» **EXERCISE**: Filter out all lines without the word "скидку" from the data below, please, and copy the rest.

» **RECORDED DATA**:
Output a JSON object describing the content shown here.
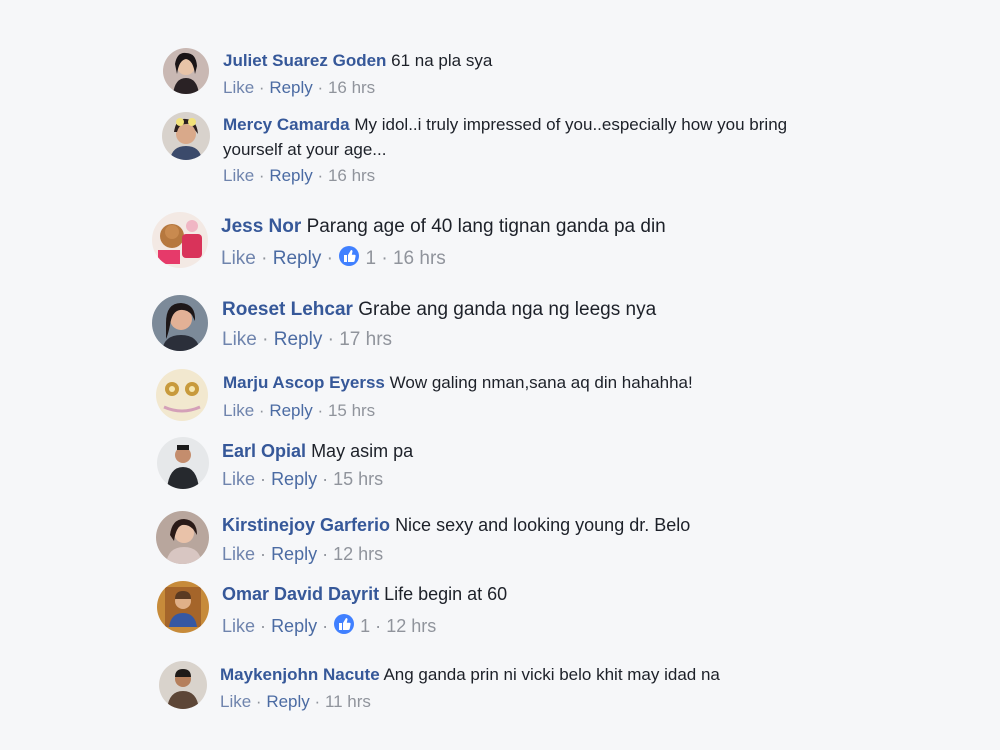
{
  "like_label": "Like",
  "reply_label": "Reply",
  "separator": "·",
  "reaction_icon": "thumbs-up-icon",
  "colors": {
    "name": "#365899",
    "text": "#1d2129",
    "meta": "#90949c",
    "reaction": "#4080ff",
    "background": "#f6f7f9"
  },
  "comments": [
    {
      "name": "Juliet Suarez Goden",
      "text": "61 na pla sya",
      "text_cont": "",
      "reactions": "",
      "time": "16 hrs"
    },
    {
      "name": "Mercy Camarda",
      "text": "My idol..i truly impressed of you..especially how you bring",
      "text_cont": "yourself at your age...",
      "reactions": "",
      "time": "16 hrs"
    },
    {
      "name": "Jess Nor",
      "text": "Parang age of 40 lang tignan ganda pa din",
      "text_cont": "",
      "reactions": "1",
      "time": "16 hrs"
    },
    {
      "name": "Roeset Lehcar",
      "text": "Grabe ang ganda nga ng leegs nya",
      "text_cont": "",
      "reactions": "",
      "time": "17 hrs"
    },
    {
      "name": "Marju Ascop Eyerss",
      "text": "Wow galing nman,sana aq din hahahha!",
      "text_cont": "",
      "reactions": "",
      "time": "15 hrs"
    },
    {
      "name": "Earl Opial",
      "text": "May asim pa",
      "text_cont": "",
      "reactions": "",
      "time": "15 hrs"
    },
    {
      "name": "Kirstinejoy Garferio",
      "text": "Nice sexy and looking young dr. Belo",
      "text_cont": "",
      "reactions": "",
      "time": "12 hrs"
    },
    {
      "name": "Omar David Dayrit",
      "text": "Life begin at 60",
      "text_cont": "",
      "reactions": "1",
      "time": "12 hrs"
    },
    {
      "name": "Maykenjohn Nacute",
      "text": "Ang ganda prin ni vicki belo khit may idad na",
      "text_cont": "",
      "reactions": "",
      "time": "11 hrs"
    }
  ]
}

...

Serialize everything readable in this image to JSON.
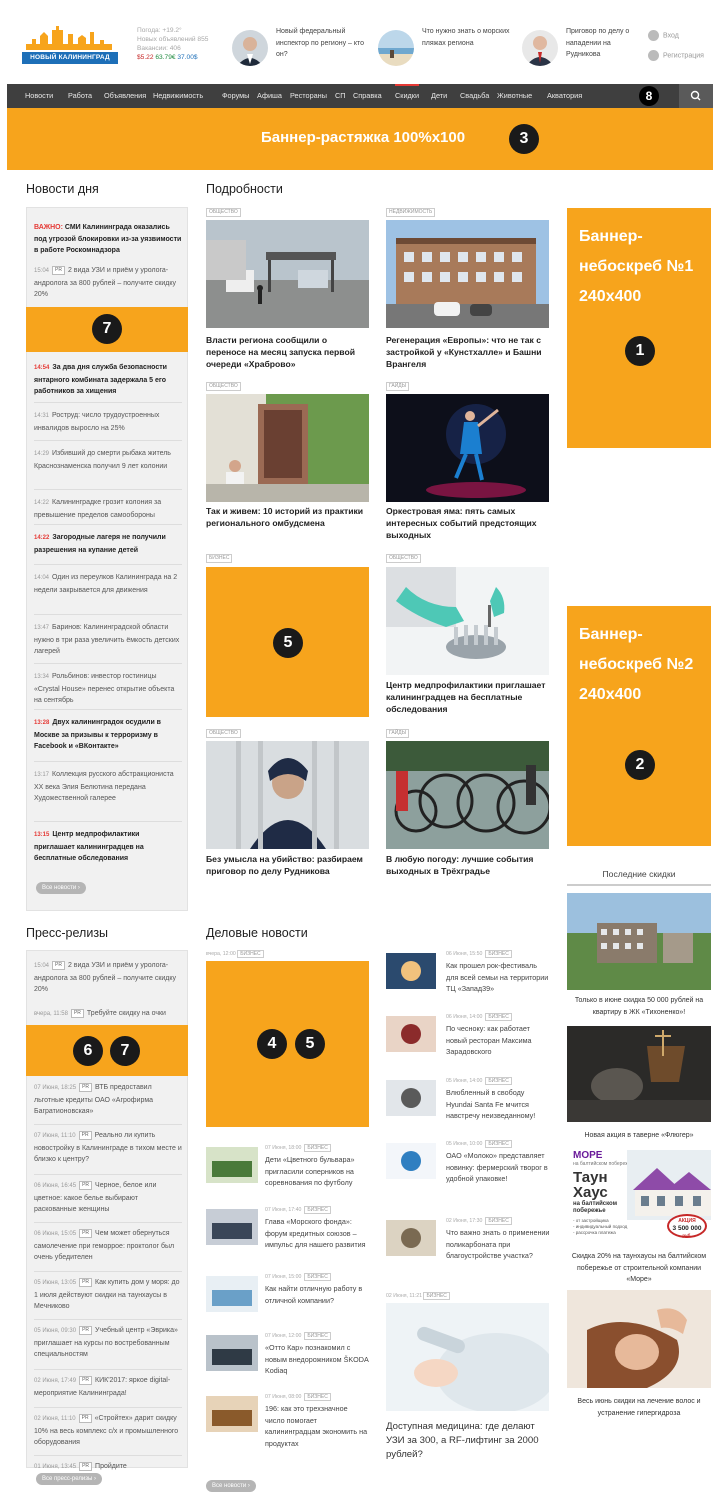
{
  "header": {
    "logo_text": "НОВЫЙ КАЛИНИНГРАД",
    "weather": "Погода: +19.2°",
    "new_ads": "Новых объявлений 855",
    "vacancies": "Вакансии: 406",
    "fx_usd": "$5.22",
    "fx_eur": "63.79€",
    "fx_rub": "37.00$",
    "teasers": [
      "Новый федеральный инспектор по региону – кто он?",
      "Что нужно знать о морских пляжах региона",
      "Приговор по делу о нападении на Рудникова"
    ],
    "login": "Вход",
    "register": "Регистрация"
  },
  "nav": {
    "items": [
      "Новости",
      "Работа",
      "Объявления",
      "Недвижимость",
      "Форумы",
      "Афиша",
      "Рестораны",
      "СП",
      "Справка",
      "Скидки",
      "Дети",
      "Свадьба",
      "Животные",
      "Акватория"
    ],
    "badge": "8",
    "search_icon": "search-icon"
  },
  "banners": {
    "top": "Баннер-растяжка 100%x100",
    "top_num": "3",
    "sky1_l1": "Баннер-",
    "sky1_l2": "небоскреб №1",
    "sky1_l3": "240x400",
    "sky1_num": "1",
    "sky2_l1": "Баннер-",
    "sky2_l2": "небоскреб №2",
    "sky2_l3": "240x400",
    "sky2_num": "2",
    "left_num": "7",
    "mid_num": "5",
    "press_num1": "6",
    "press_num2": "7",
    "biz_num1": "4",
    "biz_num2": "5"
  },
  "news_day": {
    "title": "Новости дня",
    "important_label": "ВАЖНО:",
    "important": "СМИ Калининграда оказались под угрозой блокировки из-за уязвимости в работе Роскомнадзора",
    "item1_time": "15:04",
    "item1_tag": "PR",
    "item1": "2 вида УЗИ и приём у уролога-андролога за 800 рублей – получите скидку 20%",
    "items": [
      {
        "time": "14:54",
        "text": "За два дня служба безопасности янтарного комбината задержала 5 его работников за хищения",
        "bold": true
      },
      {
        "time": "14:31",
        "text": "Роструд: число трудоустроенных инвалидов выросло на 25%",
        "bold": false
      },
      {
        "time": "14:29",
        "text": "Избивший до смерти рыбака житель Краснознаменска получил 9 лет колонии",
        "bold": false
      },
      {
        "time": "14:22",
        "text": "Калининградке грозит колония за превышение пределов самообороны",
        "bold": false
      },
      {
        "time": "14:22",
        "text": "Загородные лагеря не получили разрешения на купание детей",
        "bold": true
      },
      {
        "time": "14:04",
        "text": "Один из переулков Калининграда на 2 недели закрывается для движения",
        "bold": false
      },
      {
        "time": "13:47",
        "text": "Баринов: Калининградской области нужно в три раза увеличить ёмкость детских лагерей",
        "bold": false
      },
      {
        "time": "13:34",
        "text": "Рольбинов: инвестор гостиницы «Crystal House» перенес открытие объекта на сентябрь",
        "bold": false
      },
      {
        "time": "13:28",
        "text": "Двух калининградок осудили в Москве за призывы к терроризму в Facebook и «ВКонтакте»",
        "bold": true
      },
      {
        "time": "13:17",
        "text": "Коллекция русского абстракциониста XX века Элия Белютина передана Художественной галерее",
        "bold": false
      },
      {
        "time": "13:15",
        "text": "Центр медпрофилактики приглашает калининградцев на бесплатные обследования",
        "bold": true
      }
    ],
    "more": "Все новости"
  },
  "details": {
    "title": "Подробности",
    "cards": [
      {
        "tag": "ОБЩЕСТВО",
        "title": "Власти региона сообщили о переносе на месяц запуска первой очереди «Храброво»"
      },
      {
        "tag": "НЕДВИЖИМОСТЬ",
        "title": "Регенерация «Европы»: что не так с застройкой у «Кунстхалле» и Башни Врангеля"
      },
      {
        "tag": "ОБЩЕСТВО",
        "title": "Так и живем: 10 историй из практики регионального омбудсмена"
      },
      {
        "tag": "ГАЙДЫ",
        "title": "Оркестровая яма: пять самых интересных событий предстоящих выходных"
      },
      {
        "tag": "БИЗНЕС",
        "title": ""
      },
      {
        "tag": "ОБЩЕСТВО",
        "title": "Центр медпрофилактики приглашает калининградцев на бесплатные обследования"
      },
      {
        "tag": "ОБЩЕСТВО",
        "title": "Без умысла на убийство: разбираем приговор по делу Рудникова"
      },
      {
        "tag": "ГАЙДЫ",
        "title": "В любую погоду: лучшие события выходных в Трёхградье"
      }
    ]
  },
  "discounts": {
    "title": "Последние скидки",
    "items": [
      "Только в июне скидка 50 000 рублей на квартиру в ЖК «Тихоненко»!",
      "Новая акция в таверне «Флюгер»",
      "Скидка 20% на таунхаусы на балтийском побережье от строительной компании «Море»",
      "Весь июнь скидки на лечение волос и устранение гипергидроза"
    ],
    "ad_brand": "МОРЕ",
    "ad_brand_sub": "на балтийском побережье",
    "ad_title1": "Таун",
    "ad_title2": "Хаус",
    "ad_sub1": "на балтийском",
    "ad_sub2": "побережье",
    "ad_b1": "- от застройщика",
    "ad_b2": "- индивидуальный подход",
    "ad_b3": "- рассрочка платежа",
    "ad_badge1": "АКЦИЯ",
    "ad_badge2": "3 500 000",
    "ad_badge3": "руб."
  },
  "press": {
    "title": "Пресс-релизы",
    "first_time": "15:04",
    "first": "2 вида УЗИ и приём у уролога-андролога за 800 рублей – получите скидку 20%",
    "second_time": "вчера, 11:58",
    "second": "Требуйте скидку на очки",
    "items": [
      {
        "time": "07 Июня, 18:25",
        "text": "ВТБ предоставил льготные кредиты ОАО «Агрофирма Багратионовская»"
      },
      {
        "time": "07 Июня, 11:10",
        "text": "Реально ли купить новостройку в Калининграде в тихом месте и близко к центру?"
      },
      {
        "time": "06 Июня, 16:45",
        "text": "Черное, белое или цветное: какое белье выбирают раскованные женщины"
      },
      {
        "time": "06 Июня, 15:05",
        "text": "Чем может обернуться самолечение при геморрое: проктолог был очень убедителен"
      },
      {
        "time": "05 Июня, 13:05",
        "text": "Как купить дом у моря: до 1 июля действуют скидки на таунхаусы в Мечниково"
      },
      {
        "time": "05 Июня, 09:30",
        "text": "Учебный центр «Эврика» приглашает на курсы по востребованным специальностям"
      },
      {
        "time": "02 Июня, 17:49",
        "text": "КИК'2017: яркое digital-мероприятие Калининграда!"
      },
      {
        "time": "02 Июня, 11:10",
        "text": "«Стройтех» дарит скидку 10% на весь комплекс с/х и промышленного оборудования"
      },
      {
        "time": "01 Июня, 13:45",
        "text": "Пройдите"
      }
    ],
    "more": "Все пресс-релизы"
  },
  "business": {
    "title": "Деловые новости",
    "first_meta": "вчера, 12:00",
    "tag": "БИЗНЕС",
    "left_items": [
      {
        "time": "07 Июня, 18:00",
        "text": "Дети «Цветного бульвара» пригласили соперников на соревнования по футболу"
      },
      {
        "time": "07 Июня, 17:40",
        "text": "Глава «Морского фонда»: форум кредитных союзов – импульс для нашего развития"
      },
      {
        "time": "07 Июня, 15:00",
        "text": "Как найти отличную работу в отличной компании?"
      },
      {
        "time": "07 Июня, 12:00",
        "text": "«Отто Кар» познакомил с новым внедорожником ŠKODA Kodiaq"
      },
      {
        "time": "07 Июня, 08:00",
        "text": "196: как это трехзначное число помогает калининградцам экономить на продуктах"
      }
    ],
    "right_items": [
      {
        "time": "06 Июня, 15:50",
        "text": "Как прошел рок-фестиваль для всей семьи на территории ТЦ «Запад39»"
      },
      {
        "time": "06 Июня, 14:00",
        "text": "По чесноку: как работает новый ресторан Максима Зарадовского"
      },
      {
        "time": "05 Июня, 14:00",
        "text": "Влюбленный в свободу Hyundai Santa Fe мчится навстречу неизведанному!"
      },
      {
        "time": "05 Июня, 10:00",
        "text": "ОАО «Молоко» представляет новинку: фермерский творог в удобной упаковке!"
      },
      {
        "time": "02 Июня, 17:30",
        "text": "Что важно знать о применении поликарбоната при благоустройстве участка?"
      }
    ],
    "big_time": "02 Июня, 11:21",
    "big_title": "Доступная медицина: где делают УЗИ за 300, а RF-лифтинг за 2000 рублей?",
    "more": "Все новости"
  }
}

» **ANSWER TO THE PROBLEM**:
    "item1": "2 вида УЗИ и приём у уролога-андролога за 800 рублей – получите скидку 20%",
    "first": "2 вида УЗИ и приём у уролога-андролога за 800 рублей – получите скидку 20%",
    "second": "Требуйте скидку на очки",
        "text": "«Стройтех» дарит скидку 10% на весь комплекс с/х и промышленного оборудования"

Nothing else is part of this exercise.